> **TASK TO CARRY OUT**
Please copy every line from the following entries in which the word "this" appears.

Excerpts from a dataset
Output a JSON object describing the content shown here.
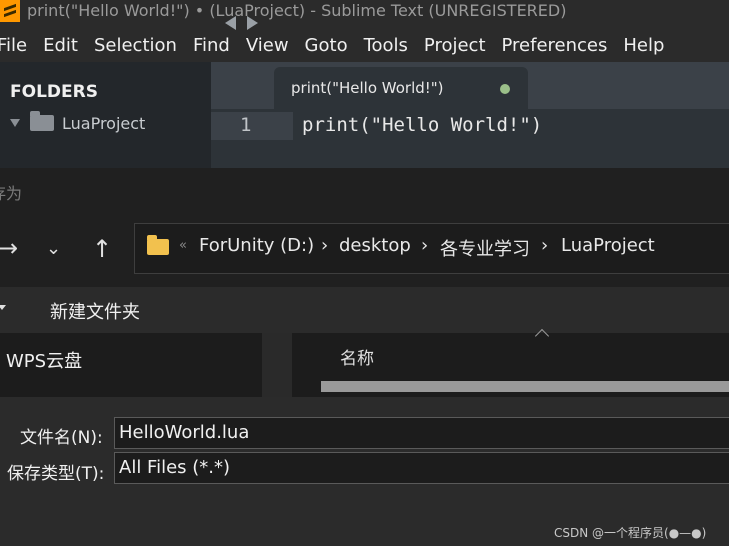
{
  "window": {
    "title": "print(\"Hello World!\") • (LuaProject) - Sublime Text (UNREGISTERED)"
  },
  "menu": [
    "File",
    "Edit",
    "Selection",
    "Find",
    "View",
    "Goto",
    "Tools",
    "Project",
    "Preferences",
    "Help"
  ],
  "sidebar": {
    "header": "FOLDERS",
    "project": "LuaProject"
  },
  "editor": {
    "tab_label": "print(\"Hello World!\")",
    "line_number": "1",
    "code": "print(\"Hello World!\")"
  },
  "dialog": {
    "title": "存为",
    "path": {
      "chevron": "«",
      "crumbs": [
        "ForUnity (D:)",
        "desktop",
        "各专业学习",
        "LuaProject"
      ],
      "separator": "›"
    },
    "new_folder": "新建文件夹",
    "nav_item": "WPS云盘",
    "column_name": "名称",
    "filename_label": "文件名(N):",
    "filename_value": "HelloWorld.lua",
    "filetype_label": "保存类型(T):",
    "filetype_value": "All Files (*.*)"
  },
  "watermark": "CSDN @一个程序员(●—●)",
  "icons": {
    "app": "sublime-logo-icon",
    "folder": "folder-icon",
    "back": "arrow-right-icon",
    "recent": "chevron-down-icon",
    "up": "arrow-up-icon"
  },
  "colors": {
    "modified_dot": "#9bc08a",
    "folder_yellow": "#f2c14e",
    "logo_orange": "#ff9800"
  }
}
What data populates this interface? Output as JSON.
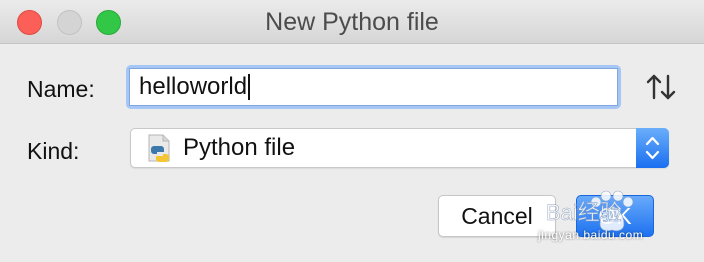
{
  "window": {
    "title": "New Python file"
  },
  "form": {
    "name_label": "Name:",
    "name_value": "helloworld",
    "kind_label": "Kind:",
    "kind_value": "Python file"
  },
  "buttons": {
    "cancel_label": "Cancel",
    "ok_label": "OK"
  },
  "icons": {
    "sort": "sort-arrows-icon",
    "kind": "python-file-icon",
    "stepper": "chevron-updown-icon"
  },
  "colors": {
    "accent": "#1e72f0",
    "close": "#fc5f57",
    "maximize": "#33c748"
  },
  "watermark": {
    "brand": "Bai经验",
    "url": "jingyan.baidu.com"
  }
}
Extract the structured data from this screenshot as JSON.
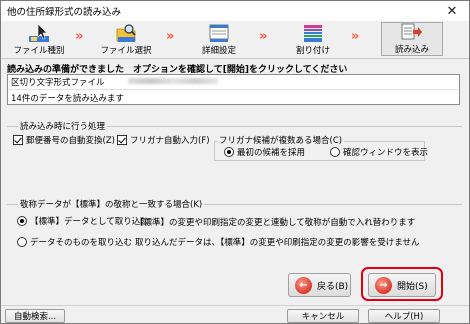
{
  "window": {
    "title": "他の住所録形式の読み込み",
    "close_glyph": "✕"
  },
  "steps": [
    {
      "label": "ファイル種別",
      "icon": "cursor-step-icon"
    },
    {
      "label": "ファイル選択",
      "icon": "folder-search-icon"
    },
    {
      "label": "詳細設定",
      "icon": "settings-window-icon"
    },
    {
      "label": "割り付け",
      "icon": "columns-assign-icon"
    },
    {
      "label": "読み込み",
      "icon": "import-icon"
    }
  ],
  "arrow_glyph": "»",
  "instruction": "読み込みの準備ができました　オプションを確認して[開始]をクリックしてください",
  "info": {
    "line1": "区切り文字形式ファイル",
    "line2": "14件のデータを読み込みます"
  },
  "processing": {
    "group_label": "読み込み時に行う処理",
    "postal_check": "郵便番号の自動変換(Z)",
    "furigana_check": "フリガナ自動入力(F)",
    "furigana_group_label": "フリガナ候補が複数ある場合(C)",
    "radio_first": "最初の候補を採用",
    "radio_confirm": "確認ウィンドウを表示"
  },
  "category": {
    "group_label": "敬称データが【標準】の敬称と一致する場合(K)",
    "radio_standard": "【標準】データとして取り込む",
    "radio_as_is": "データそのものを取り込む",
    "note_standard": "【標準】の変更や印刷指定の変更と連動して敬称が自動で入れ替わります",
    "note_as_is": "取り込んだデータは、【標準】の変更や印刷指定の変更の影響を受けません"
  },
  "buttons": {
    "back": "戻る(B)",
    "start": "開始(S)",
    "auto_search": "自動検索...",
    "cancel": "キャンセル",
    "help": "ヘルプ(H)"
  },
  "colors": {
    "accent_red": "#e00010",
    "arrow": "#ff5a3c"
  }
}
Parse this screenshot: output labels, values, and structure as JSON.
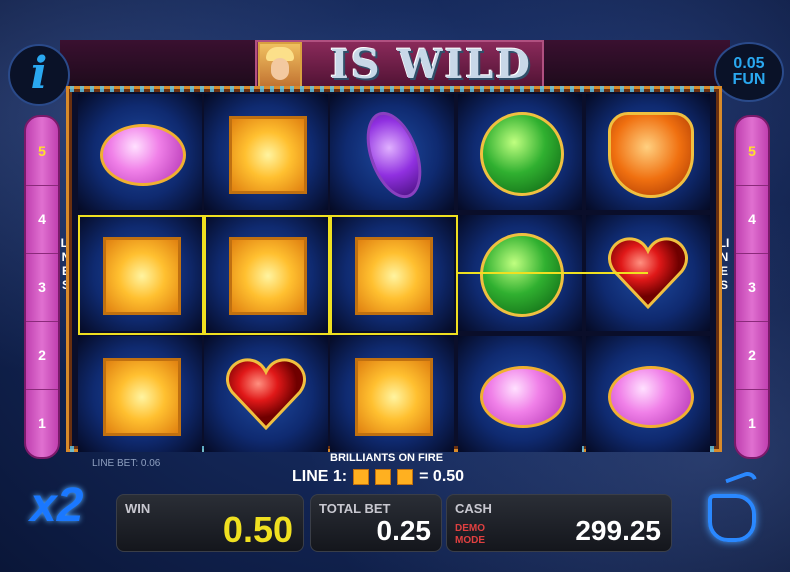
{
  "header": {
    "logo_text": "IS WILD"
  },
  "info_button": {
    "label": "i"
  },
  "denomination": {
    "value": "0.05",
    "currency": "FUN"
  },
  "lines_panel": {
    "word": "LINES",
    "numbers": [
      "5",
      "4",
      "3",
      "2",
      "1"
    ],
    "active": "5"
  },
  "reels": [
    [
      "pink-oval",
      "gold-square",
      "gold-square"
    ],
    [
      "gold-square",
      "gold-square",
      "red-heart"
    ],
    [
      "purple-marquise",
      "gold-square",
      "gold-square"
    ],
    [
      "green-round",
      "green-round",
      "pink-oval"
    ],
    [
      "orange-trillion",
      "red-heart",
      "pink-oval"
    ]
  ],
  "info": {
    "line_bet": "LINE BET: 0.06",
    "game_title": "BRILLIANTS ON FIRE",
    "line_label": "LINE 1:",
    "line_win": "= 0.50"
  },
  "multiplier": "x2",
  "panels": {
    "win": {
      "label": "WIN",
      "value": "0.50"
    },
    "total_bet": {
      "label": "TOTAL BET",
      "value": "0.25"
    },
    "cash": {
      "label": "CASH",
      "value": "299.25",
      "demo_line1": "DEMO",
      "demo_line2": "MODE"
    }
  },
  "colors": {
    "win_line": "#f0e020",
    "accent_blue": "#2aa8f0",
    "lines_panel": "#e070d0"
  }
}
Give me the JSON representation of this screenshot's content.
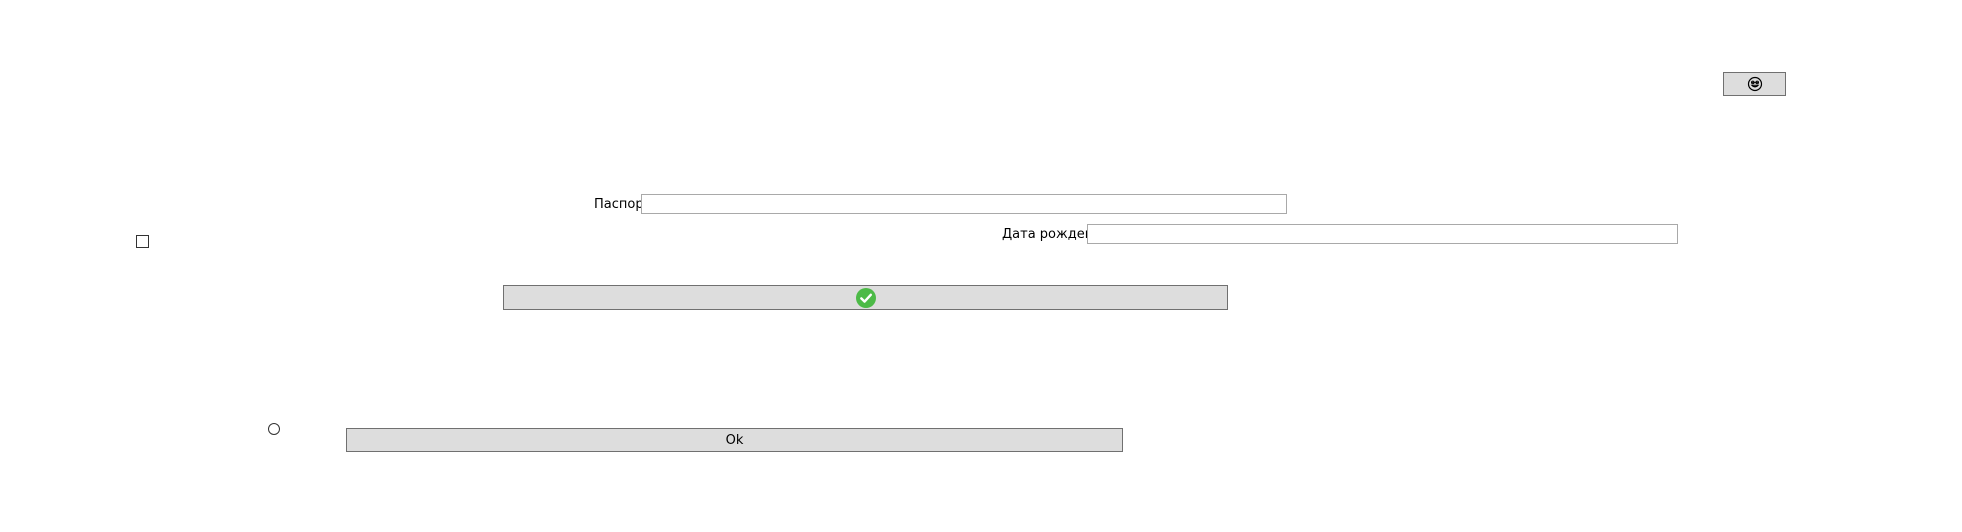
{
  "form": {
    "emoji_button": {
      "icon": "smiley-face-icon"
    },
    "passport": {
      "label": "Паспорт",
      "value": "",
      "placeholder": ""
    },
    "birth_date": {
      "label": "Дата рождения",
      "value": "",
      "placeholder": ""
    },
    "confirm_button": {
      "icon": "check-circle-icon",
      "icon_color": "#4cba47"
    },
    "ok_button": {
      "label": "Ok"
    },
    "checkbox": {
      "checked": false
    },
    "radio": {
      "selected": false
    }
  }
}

> **TASK RESULT**
What data populates this interface? Output as JSON.
Extract the structured data from this screenshot as JSON.
Parse this screenshot: output labels, values, and structure as JSON.
Give me the JSON representation of this screenshot's content.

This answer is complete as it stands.